• Extracted entries
BEGIN

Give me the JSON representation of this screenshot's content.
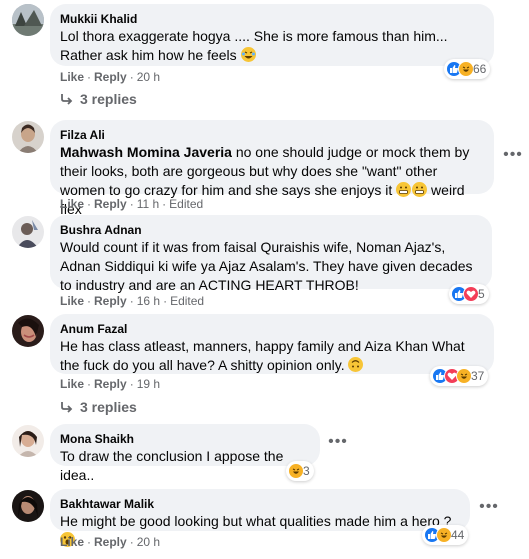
{
  "actions": {
    "like": "Like",
    "reply": "Reply",
    "edited": "Edited"
  },
  "more_glyph": "•••",
  "comments": [
    {
      "author": "Mukkii Khalid",
      "text": "Lol thora exaggerate hogya .... She is more famous than him... Rather ask him how he feels",
      "time": "20 h",
      "reactions": {
        "icons": [
          "like-icon",
          "laugh-icon"
        ],
        "count": "66"
      },
      "replies": "3 replies"
    },
    {
      "author": "Filza Ali",
      "mention": "Mahwash Momina Javeria",
      "text": " no one should judge or mock them by their looks, both are gorgeous but why does she \"want\" other women to go crazy for him and she says she enjoys it",
      "text_tail": " weird flex",
      "time": "11 h",
      "edited": true
    },
    {
      "author": "Bushra Adnan",
      "text": "Would count if it was from faisal Quraishis wife, Noman Ajaz's, Adnan Siddiqui ki wife ya Ajaz Asalam's. They have given decades to industry and are an ACTING HEART THROB!",
      "time": "16 h",
      "edited": true,
      "reactions": {
        "icons": [
          "like-icon",
          "love-icon"
        ],
        "count": "5"
      }
    },
    {
      "author": "Anum Fazal",
      "text": "He has class atleast, manners, happy family and Aiza Khan What the fuck do you all have? A shitty opinion only.",
      "time": "19 h",
      "reactions": {
        "icons": [
          "like-icon",
          "love-icon",
          "laugh-icon"
        ],
        "count": "37"
      },
      "replies": "3 replies"
    },
    {
      "author": "Mona Shaikh",
      "text": "To draw the conclusion I appose the idea..",
      "reactions": {
        "icons": [
          "laugh-icon"
        ],
        "count": "3"
      }
    },
    {
      "author": "Bakhtawar Malik",
      "text": "He might be good looking but what qualities made him a hero ?",
      "time": "20 h",
      "reactions": {
        "icons": [
          "like-icon",
          "laugh-icon"
        ],
        "count": "44"
      }
    }
  ]
}
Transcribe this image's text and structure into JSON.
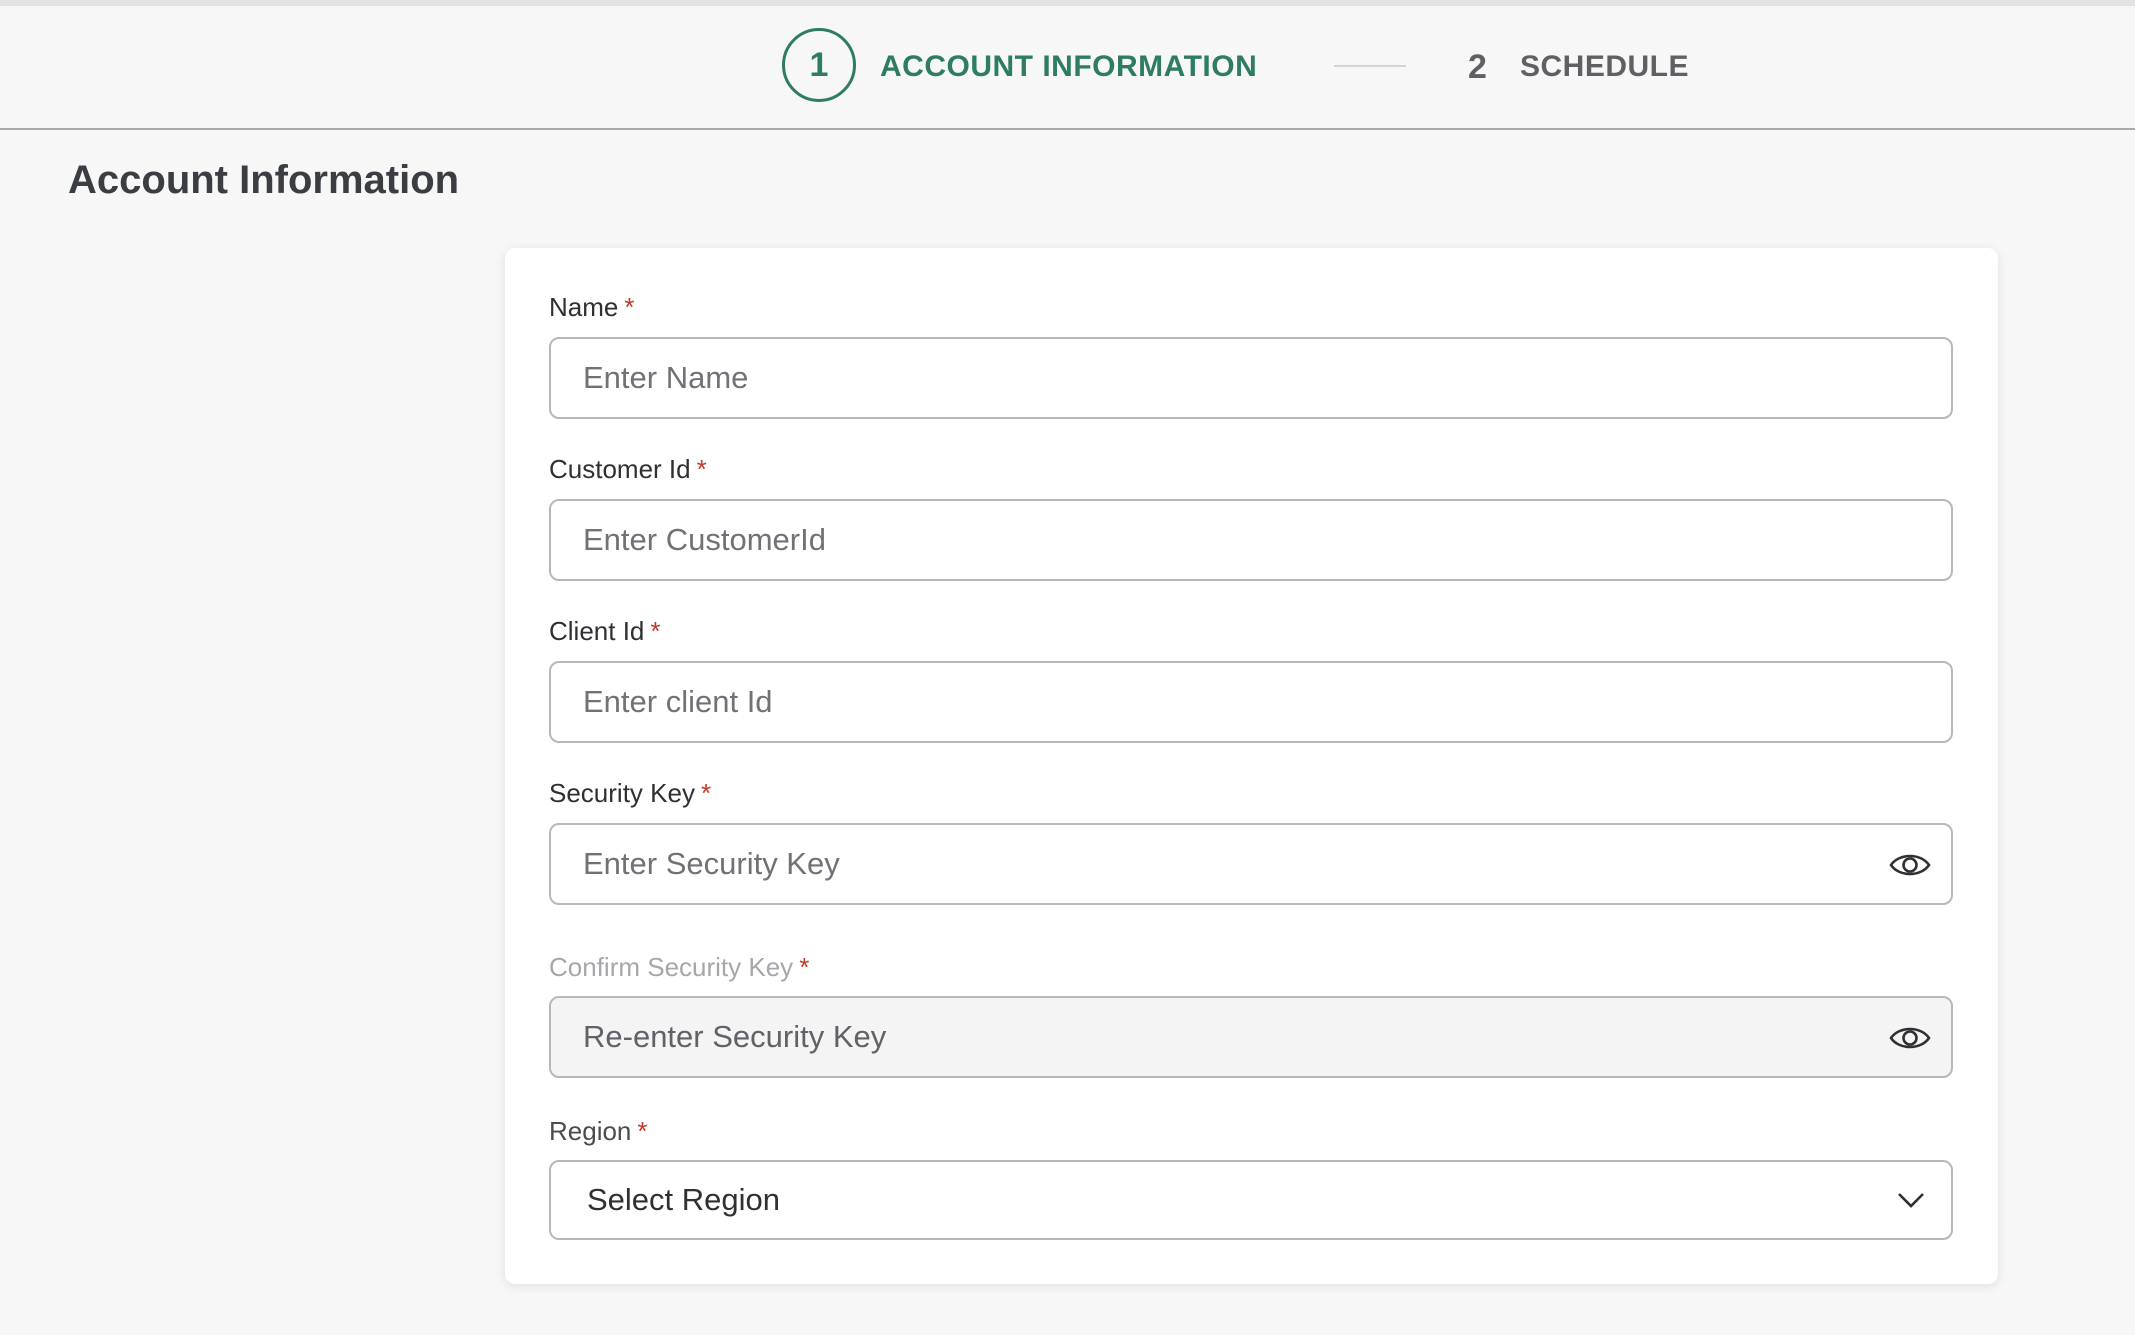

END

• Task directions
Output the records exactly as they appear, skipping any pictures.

• Response below
Give me the JSON representation of this screenshot's content.
{
  "actions": {
    "like": "Like",
    "reply": "Reply",
    "edited": "Edited"
  },
  "more_glyph": "•••",
  "comments": [
    {
      "author": "Mukkii Khalid",
      "text": "Lol thora exaggerate hogya .... She is more famous than him... Rather ask him how he feels",
      "time": "20 h",
      "reactions": {
        "icons": [
          "like-icon",
          "laugh-icon"
        ],
        "count": "66"
      },
      "replies": "3 replies"
    },
    {
      "author": "Filza Ali",
      "mention": "Mahwash Momina Javeria",
      "text": " no one should judge or mock them by their looks, both are gorgeous but why does she \"want\" other women to go crazy for him and she says she enjoys it",
      "text_tail": " weird flex",
      "time": "11 h",
      "edited": true
    },
    {
      "author": "Bushra Adnan",
      "text": "Would count if it was from faisal Quraishis wife, Noman Ajaz's, Adnan Siddiqui ki wife ya Ajaz Asalam's. They have given decades to industry and are an ACTING HEART THROB!",
      "time": "16 h",
      "edited": true,
      "reactions": {
        "icons": [
          "like-icon",
          "love-icon"
        ],
        "count": "5"
      }
    },
    {
      "author": "Anum Fazal",
      "text": "He has class atleast, manners, happy family and Aiza Khan What the fuck do you all have? A shitty opinion only.",
      "time": "19 h",
      "reactions": {
        "icons": [
          "like-icon",
          "love-icon",
          "laugh-icon"
        ],
        "count": "37"
      },
      "replies": "3 replies"
    },
    {
      "author": "Mona Shaikh",
      "text": "To draw the conclusion I appose the idea..",
      "reactions": {
        "icons": [
          "laugh-icon"
        ],
        "count": "3"
      }
    },
    {
      "author": "Bakhtawar Malik",
      "text": "He might be good looking but what qualities made him a hero ?",
      "time": "20 h",
      "reactions": {
        "icons": [
          "like-icon",
          "laugh-icon"
        ],
        "count": "44"
      }
    }
  ]
}
Transcribe this image's text and structure into JSON.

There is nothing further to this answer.